Entries from a dataset of interfaces:
+ + + +

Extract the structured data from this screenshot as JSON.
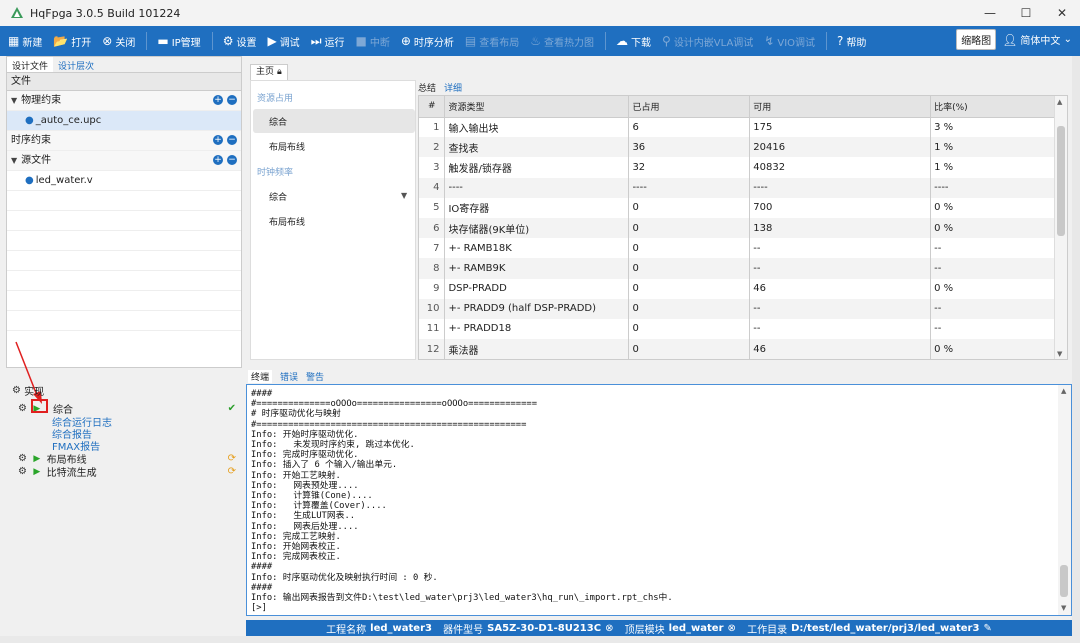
{
  "window": {
    "title": "HqFpga 3.0.5 Build 101224",
    "controls": [
      "—",
      "☐",
      "✕"
    ]
  },
  "toolbar": {
    "items": [
      {
        "icon": "▦",
        "label": "新建",
        "disabled": false
      },
      {
        "icon": "📂",
        "label": "打开",
        "disabled": false
      },
      {
        "icon": "⊗",
        "label": "关闭",
        "disabled": false
      },
      {
        "icon": "▬",
        "label": "IP管理",
        "disabled": false
      },
      {
        "icon": "⚙",
        "label": "设置",
        "disabled": false
      },
      {
        "icon": "▶",
        "label": "调试",
        "disabled": false
      },
      {
        "icon": "⏭",
        "label": "运行",
        "disabled": false
      },
      {
        "icon": "■",
        "label": "中断",
        "disabled": true
      },
      {
        "icon": "⊕",
        "label": "时序分析",
        "disabled": false
      },
      {
        "icon": "▤",
        "label": "查看布局",
        "disabled": true
      },
      {
        "icon": "♨",
        "label": "查看热力图",
        "disabled": true
      },
      {
        "icon": "☁",
        "label": "下载",
        "disabled": false
      },
      {
        "icon": "⚲",
        "label": "设计内嵌VLA调试",
        "disabled": true
      },
      {
        "icon": "↯",
        "label": "VIO调试",
        "disabled": true
      },
      {
        "icon": "?",
        "label": "帮助",
        "disabled": false
      }
    ],
    "thumbnail": "缩略图",
    "language": "简体中文"
  },
  "left": {
    "tabs": [
      "设计文件",
      "设计层次"
    ],
    "header": "文件",
    "groups": [
      {
        "label": "物理约束",
        "children": [
          "_auto_ce.upc"
        ]
      },
      {
        "label": "时序约束",
        "children": []
      },
      {
        "label": "源文件",
        "children": [
          "led_water.v"
        ]
      }
    ]
  },
  "impl": {
    "title": "实现",
    "steps": [
      {
        "label": "综合",
        "status": "✔",
        "sub": [
          "综合运行日志",
          "综合报告",
          "FMAX报告"
        ]
      },
      {
        "label": "布局布线",
        "status": "⟳"
      },
      {
        "label": "比特流生成",
        "status": "⟳"
      }
    ]
  },
  "main": {
    "tab": "主页",
    "nav": {
      "sec1": "资源占用",
      "items1": [
        "综合",
        "布局布线"
      ],
      "sec2": "时钟频率",
      "items2": [
        "综合",
        "布局布线"
      ]
    },
    "subtabs": [
      "总结",
      "详细"
    ],
    "table": {
      "headers": [
        "#",
        "资源类型",
        "已占用",
        "可用",
        "比率(%)"
      ],
      "rows": [
        [
          "1",
          "输入输出块",
          "6",
          "175",
          "3 %"
        ],
        [
          "2",
          "查找表",
          "36",
          "20416",
          "1 %"
        ],
        [
          "3",
          "触发器/锁存器",
          "32",
          "40832",
          "1 %"
        ],
        [
          "4",
          "----",
          "----",
          "----",
          "----"
        ],
        [
          "5",
          "IO寄存器",
          "0",
          "700",
          "0 %"
        ],
        [
          "6",
          "块存储器(9K单位)",
          "0",
          "138",
          "0 %"
        ],
        [
          "7",
          "+- RAMB18K",
          "0",
          "--",
          "--"
        ],
        [
          "8",
          "+- RAMB9K",
          "0",
          "--",
          "--"
        ],
        [
          "9",
          "DSP-PRADD",
          "0",
          "46",
          "0 %"
        ],
        [
          "10",
          "+- PRADD9 (half DSP-PRADD)",
          "0",
          "--",
          "--"
        ],
        [
          "11",
          "+- PRADD18",
          "0",
          "--",
          "--"
        ],
        [
          "12",
          "乘法器",
          "0",
          "46",
          "0 %"
        ]
      ]
    }
  },
  "log": {
    "tabs": [
      "终端",
      "错误",
      "警告"
    ],
    "lines": [
      "####",
      "#==============oOOOo================oOOOo=============",
      "# 时序驱动优化与映射",
      "#===================================================",
      "Info: 开始时序驱动优化.",
      "Info:   未发现时序约束, 跳过本优化.",
      "Info: 完成时序驱动优化.",
      "Info: 插入了 6 个输入/输出单元.",
      "Info: 开始工艺映射.",
      "Info:   网表预处理....",
      "Info:   计算锥(Cone)....",
      "Info:   计算覆盖(Cover)....",
      "Info:   生成LUT网表..",
      "Info:   网表后处理....",
      "Info: 完成工艺映射.",
      "Info: 开始网表校正.",
      "Info: 完成网表校正.",
      "####",
      "Info: 时序驱动优化及映射执行时间 : 0 秒.",
      "####",
      "Info: 输出网表报告到文件D:\\test\\led_water\\prj3\\led_water3\\hq_run\\_import.rpt_chs中.",
      "[>]"
    ]
  },
  "status": {
    "proj_label": "工程名称",
    "proj": "led_water3",
    "dev_label": "器件型号",
    "dev": "SA5Z-30-D1-8U213C",
    "top_label": "顶层模块",
    "top": "led_water",
    "dir_label": "工作目录",
    "dir": "D:/test/led_water/prj3/led_water3"
  },
  "colors": {
    "accent": "#1f6fc0",
    "highlight": "#e02020",
    "ok": "#2a9d2a"
  }
}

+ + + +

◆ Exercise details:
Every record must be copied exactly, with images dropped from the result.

◆ Written solution:
Extract the structured data from this screenshot as JSON.
{
  "window": {
    "title": "HqFpga 3.0.5 Build 101224",
    "controls": [
      "—",
      "☐",
      "✕"
    ]
  },
  "toolbar": {
    "items": [
      {
        "icon": "▦",
        "label": "新建",
        "disabled": false
      },
      {
        "icon": "📂",
        "label": "打开",
        "disabled": false
      },
      {
        "icon": "⊗",
        "label": "关闭",
        "disabled": false
      },
      {
        "icon": "▬",
        "label": "IP管理",
        "disabled": false
      },
      {
        "icon": "⚙",
        "label": "设置",
        "disabled": false
      },
      {
        "icon": "▶",
        "label": "调试",
        "disabled": false
      },
      {
        "icon": "⏭",
        "label": "运行",
        "disabled": false
      },
      {
        "icon": "■",
        "label": "中断",
        "disabled": true
      },
      {
        "icon": "⊕",
        "label": "时序分析",
        "disabled": false
      },
      {
        "icon": "▤",
        "label": "查看布局",
        "disabled": true
      },
      {
        "icon": "♨",
        "label": "查看热力图",
        "disabled": true
      },
      {
        "icon": "☁",
        "label": "下载",
        "disabled": false
      },
      {
        "icon": "⚲",
        "label": "设计内嵌VLA调试",
        "disabled": true
      },
      {
        "icon": "↯",
        "label": "VIO调试",
        "disabled": true
      },
      {
        "icon": "?",
        "label": "帮助",
        "disabled": false
      }
    ],
    "thumbnail": "缩略图",
    "language": "简体中文"
  },
  "left": {
    "tabs": [
      "设计文件",
      "设计层次"
    ],
    "header": "文件",
    "groups": [
      {
        "label": "物理约束",
        "children": [
          "_auto_ce.upc"
        ]
      },
      {
        "label": "时序约束",
        "children": []
      },
      {
        "label": "源文件",
        "children": [
          "led_water.v"
        ]
      }
    ]
  },
  "impl": {
    "title": "实现",
    "steps": [
      {
        "label": "综合",
        "status": "✔",
        "sub": [
          "综合运行日志",
          "综合报告",
          "FMAX报告"
        ]
      },
      {
        "label": "布局布线",
        "status": "⟳"
      },
      {
        "label": "比特流生成",
        "status": "⟳"
      }
    ]
  },
  "main": {
    "tab": "主页",
    "nav": {
      "sec1": "资源占用",
      "items1": [
        "综合",
        "布局布线"
      ],
      "sec2": "时钟频率",
      "items2": [
        "综合",
        "布局布线"
      ]
    },
    "subtabs": [
      "总结",
      "详细"
    ],
    "table": {
      "headers": [
        "#",
        "资源类型",
        "已占用",
        "可用",
        "比率(%)"
      ],
      "rows": [
        [
          "1",
          "输入输出块",
          "6",
          "175",
          "3 %"
        ],
        [
          "2",
          "查找表",
          "36",
          "20416",
          "1 %"
        ],
        [
          "3",
          "触发器/锁存器",
          "32",
          "40832",
          "1 %"
        ],
        [
          "4",
          "----",
          "----",
          "----",
          "----"
        ],
        [
          "5",
          "IO寄存器",
          "0",
          "700",
          "0 %"
        ],
        [
          "6",
          "块存储器(9K单位)",
          "0",
          "138",
          "0 %"
        ],
        [
          "7",
          "+- RAMB18K",
          "0",
          "--",
          "--"
        ],
        [
          "8",
          "+- RAMB9K",
          "0",
          "--",
          "--"
        ],
        [
          "9",
          "DSP-PRADD",
          "0",
          "46",
          "0 %"
        ],
        [
          "10",
          "+- PRADD9 (half DSP-PRADD)",
          "0",
          "--",
          "--"
        ],
        [
          "11",
          "+- PRADD18",
          "0",
          "--",
          "--"
        ],
        [
          "12",
          "乘法器",
          "0",
          "46",
          "0 %"
        ]
      ]
    }
  },
  "log": {
    "tabs": [
      "终端",
      "错误",
      "警告"
    ],
    "lines": [
      "####",
      "#==============oOOOo================oOOOo=============",
      "# 时序驱动优化与映射",
      "#===================================================",
      "Info: 开始时序驱动优化.",
      "Info:   未发现时序约束, 跳过本优化.",
      "Info: 完成时序驱动优化.",
      "Info: 插入了 6 个输入/输出单元.",
      "Info: 开始工艺映射.",
      "Info:   网表预处理....",
      "Info:   计算锥(Cone)....",
      "Info:   计算覆盖(Cover)....",
      "Info:   生成LUT网表..",
      "Info:   网表后处理....",
      "Info: 完成工艺映射.",
      "Info: 开始网表校正.",
      "Info: 完成网表校正.",
      "####",
      "Info: 时序驱动优化及映射执行时间 : 0 秒.",
      "####",
      "Info: 输出网表报告到文件D:\\test\\led_water\\prj3\\led_water3\\hq_run\\_import.rpt_chs中.",
      "[>]"
    ]
  },
  "status": {
    "proj_label": "工程名称",
    "proj": "led_water3",
    "dev_label": "器件型号",
    "dev": "SA5Z-30-D1-8U213C",
    "top_label": "顶层模块",
    "top": "led_water",
    "dir_label": "工作目录",
    "dir": "D:/test/led_water/prj3/led_water3"
  },
  "colors": {
    "accent": "#1f6fc0",
    "highlight": "#e02020",
    "ok": "#2a9d2a"
  }
}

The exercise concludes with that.